Gather, from the data below, each line in which the word "Agreement" occurs.

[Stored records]
□ □ □ □
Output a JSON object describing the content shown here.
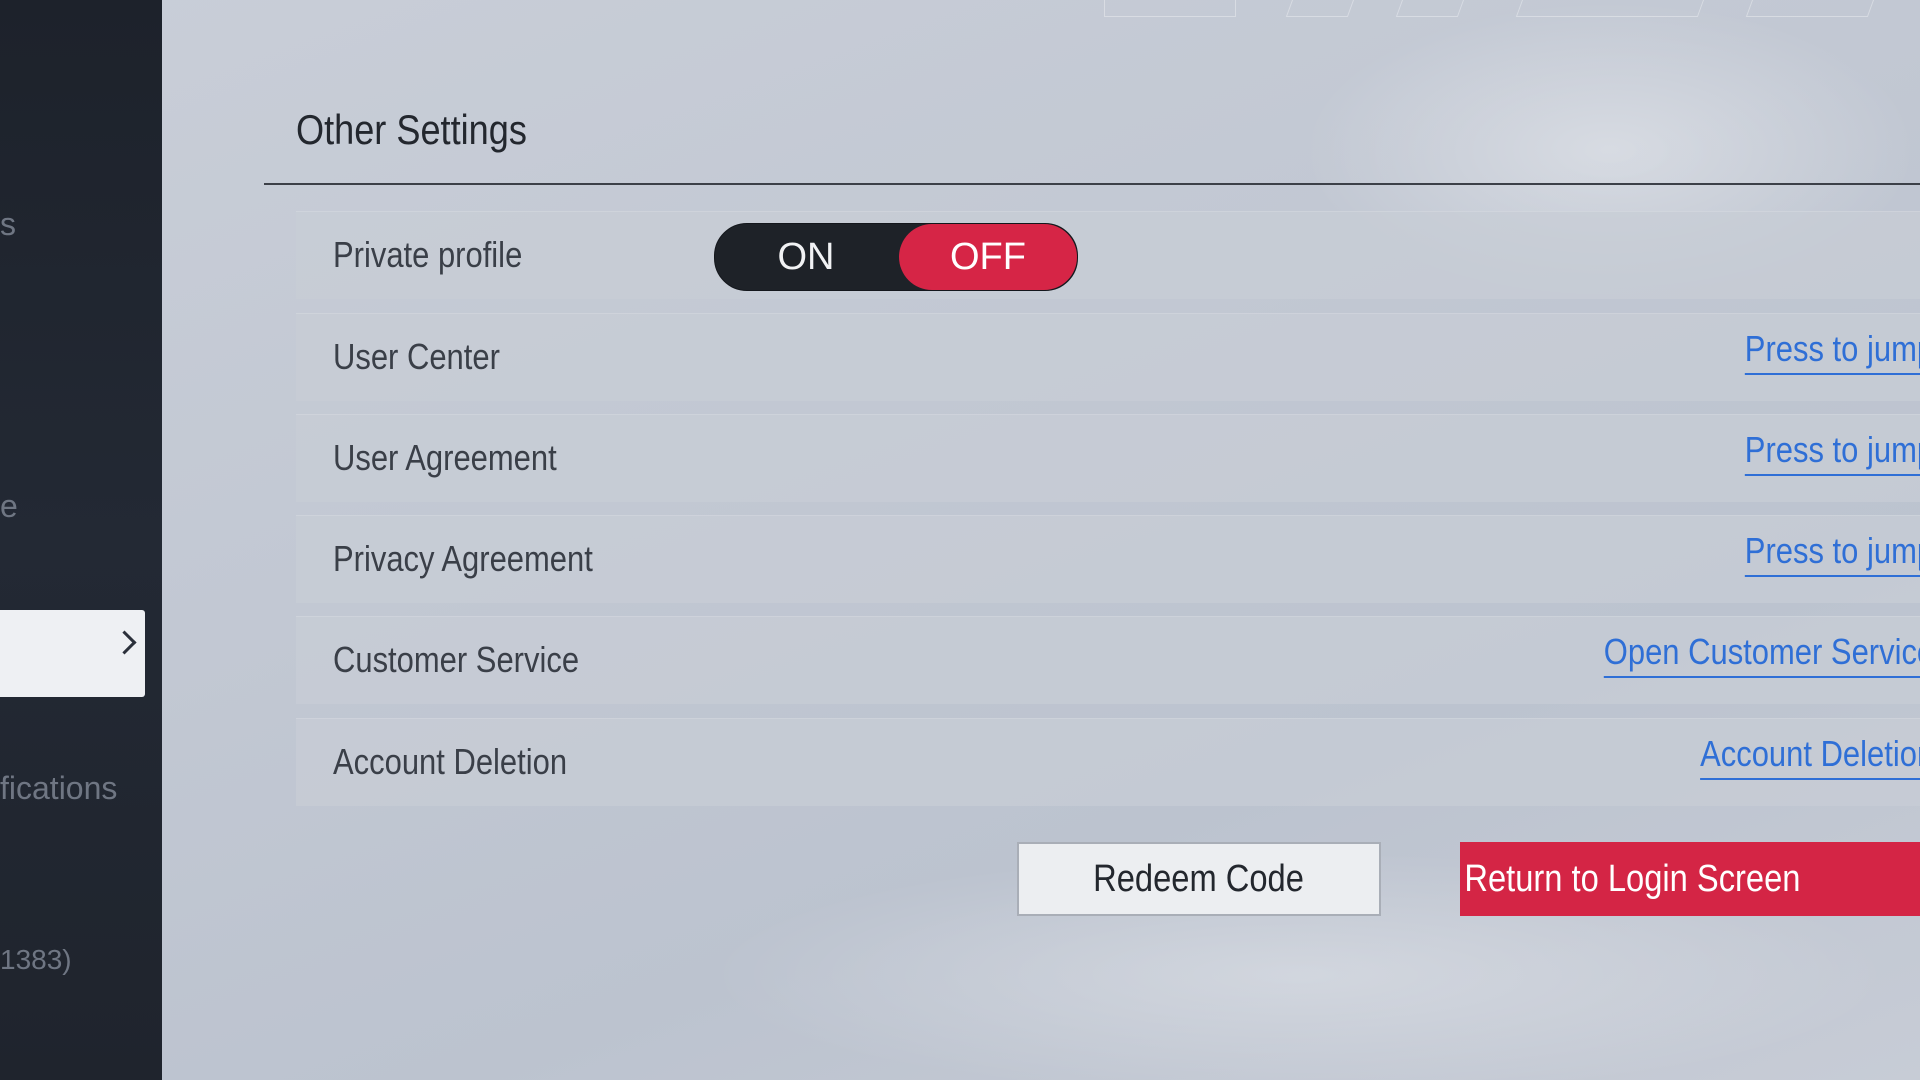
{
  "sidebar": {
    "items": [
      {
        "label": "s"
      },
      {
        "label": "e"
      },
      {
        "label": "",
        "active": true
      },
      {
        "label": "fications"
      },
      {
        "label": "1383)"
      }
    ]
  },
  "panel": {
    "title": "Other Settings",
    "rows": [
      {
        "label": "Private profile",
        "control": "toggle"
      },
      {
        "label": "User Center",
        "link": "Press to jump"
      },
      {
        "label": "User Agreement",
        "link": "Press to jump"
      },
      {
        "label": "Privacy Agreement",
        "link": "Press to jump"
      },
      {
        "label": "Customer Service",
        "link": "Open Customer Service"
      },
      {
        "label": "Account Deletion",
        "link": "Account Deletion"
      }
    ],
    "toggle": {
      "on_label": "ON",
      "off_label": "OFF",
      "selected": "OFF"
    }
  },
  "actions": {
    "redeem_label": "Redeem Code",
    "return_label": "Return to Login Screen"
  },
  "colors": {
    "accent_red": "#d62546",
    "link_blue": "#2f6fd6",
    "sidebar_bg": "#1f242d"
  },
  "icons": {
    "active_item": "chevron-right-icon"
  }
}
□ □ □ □
**Exercise output**
        "label": "User Agreement",
        "label": "Privacy Agreement",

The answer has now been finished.